_DATA SHOWN_
------
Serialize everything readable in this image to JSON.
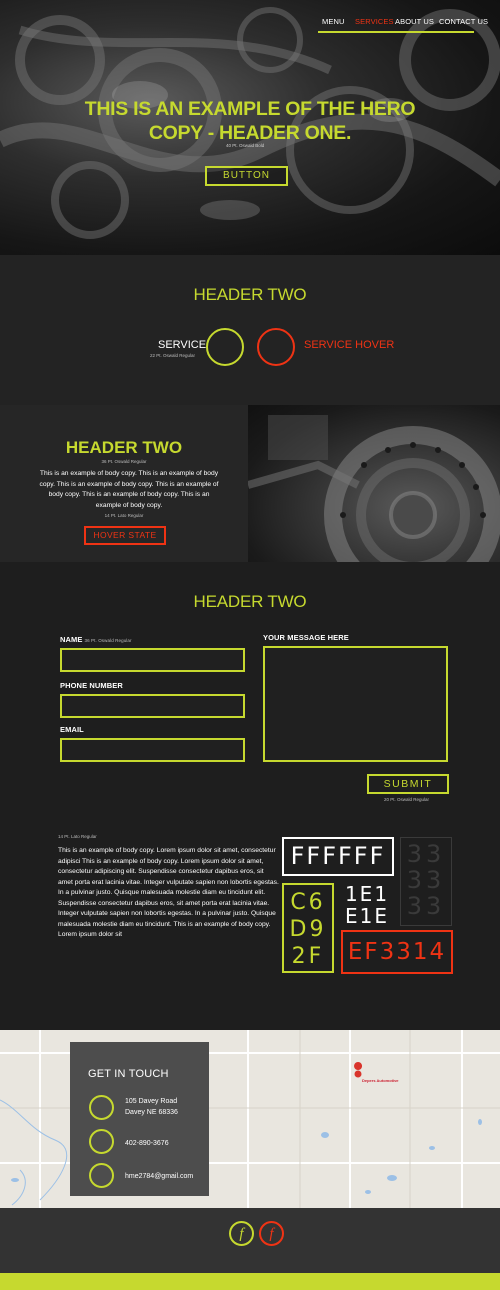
{
  "nav": {
    "items": [
      {
        "label": "MENU",
        "active": false
      },
      {
        "label": "SERVICES",
        "active": true
      },
      {
        "label": "ABOUT US",
        "active": false
      },
      {
        "label": "CONTACT US",
        "active": false
      }
    ]
  },
  "hero": {
    "title_line1": "THIS IS AN EXAMPLE OF THE HERO",
    "title_line2": "COPY - HEADER ONE.",
    "note": "40 Pt. Oswald Bold",
    "button_label": "BUTTON"
  },
  "services": {
    "heading": "HEADER TWO",
    "service_label": "SERVICE",
    "service_note": "22 Pt. Oswald Regular",
    "service_hover_label": "SERVICE HOVER"
  },
  "about": {
    "heading": "HEADER TWO",
    "heading_note": "36 Pt. Oswald Regular",
    "body": "This is an example of body copy. This is an example of body copy. This is an example of body copy. This is an example of body copy. This is an example of body copy. This is an example of body copy.",
    "body_note": "14 Pt. Lato Regular",
    "button_label": "HOVER STATE"
  },
  "form": {
    "heading": "HEADER TWO",
    "name_label": "NAME",
    "name_note": "36 Pt. Oswald Regular",
    "phone_label": "PHONE NUMBER",
    "email_label": "EMAIL",
    "message_label": "YOUR MESSAGE HERE",
    "submit_label": "SUBMIT",
    "submit_note": "20 Pt. Oswald Regular"
  },
  "typography": {
    "note": "14 Pt. Lato Regular",
    "body": "This is an example of body copy. Lorem ipsum dolor sit amet, consectetur adipisci This is an example of body copy. Lorem ipsum dolor sit amet, consectetur adipiscing elit. Suspendisse consectetur dapibus eros, sit amet porta erat lacinia vitae. Integer vulputate sapien non lobortis egestas. In a pulvinar justo. Quisque malesuada molestie diam eu tincidunt elit. Suspendisse consectetur dapibus eros, sit amet porta erat lacinia vitae. Integer vulputate sapien non lobortis egestas. In a pulvinar justo. Quisque malesuada molestie diam eu tincidunt. This is an example of body copy. Lorem ipsum dolor sit"
  },
  "swatches": {
    "white": {
      "label": "FFFFFF",
      "color": "#ffffff"
    },
    "gray": {
      "lines": [
        "33",
        "33",
        "33"
      ],
      "color": "#333333"
    },
    "lime": {
      "lines": [
        "C6",
        "D9",
        "2F"
      ],
      "color": "#c6d92f"
    },
    "dark": {
      "lines": [
        "1E1",
        "E1E"
      ],
      "color": "#1e1e1e"
    },
    "red": {
      "label": "EF3314",
      "color": "#ef3314"
    }
  },
  "contact": {
    "title": "GET IN TOUCH",
    "address_line1": "105 Davey Road",
    "address_line2": "Davey NE 68336",
    "phone": "402-890-3676",
    "email": "hme2784@gmail.com",
    "map_pin_label": "Depers Automotive"
  },
  "footer": {
    "social_1_icon": "facebook-icon",
    "social_2_icon": "facebook-icon",
    "social_glyph": "f"
  },
  "colors": {
    "accent": "#c6d92f",
    "hover": "#ef3314",
    "background": "#1e1e1e"
  }
}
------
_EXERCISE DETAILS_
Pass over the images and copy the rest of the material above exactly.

_FINISHED EXERCISE_
Serialize everything readable in this image to JSON.
{
  "nav": {
    "items": [
      {
        "label": "MENU",
        "active": false
      },
      {
        "label": "SERVICES",
        "active": true
      },
      {
        "label": "ABOUT US",
        "active": false
      },
      {
        "label": "CONTACT US",
        "active": false
      }
    ]
  },
  "hero": {
    "title_line1": "THIS IS AN EXAMPLE OF THE HERO",
    "title_line2": "COPY - HEADER ONE.",
    "note": "40 Pt. Oswald Bold",
    "button_label": "BUTTON"
  },
  "services": {
    "heading": "HEADER TWO",
    "service_label": "SERVICE",
    "service_note": "22 Pt. Oswald Regular",
    "service_hover_label": "SERVICE HOVER"
  },
  "about": {
    "heading": "HEADER TWO",
    "heading_note": "36 Pt. Oswald Regular",
    "body": "This is an example of body copy. This is an example of body copy. This is an example of body copy. This is an example of body copy. This is an example of body copy. This is an example of body copy.",
    "body_note": "14 Pt. Lato Regular",
    "button_label": "HOVER STATE"
  },
  "form": {
    "heading": "HEADER TWO",
    "name_label": "NAME",
    "name_note": "36 Pt. Oswald Regular",
    "phone_label": "PHONE NUMBER",
    "email_label": "EMAIL",
    "message_label": "YOUR MESSAGE HERE",
    "submit_label": "SUBMIT",
    "submit_note": "20 Pt. Oswald Regular"
  },
  "typography": {
    "note": "14 Pt. Lato Regular",
    "body": "This is an example of body copy. Lorem ipsum dolor sit amet, consectetur adipisci This is an example of body copy. Lorem ipsum dolor sit amet, consectetur adipiscing elit. Suspendisse consectetur dapibus eros, sit amet porta erat lacinia vitae. Integer vulputate sapien non lobortis egestas. In a pulvinar justo. Quisque malesuada molestie diam eu tincidunt elit. Suspendisse consectetur dapibus eros, sit amet porta erat lacinia vitae. Integer vulputate sapien non lobortis egestas. In a pulvinar justo. Quisque malesuada molestie diam eu tincidunt. This is an example of body copy. Lorem ipsum dolor sit"
  },
  "swatches": {
    "white": {
      "label": "FFFFFF",
      "color": "#ffffff"
    },
    "gray": {
      "lines": [
        "33",
        "33",
        "33"
      ],
      "color": "#333333"
    },
    "lime": {
      "lines": [
        "C6",
        "D9",
        "2F"
      ],
      "color": "#c6d92f"
    },
    "dark": {
      "lines": [
        "1E1",
        "E1E"
      ],
      "color": "#1e1e1e"
    },
    "red": {
      "label": "EF3314",
      "color": "#ef3314"
    }
  },
  "contact": {
    "title": "GET IN TOUCH",
    "address_line1": "105 Davey Road",
    "address_line2": "Davey NE 68336",
    "phone": "402-890-3676",
    "email": "hme2784@gmail.com",
    "map_pin_label": "Depers Automotive"
  },
  "footer": {
    "social_1_icon": "facebook-icon",
    "social_2_icon": "facebook-icon",
    "social_glyph": "f"
  },
  "colors": {
    "accent": "#c6d92f",
    "hover": "#ef3314",
    "background": "#1e1e1e"
  }
}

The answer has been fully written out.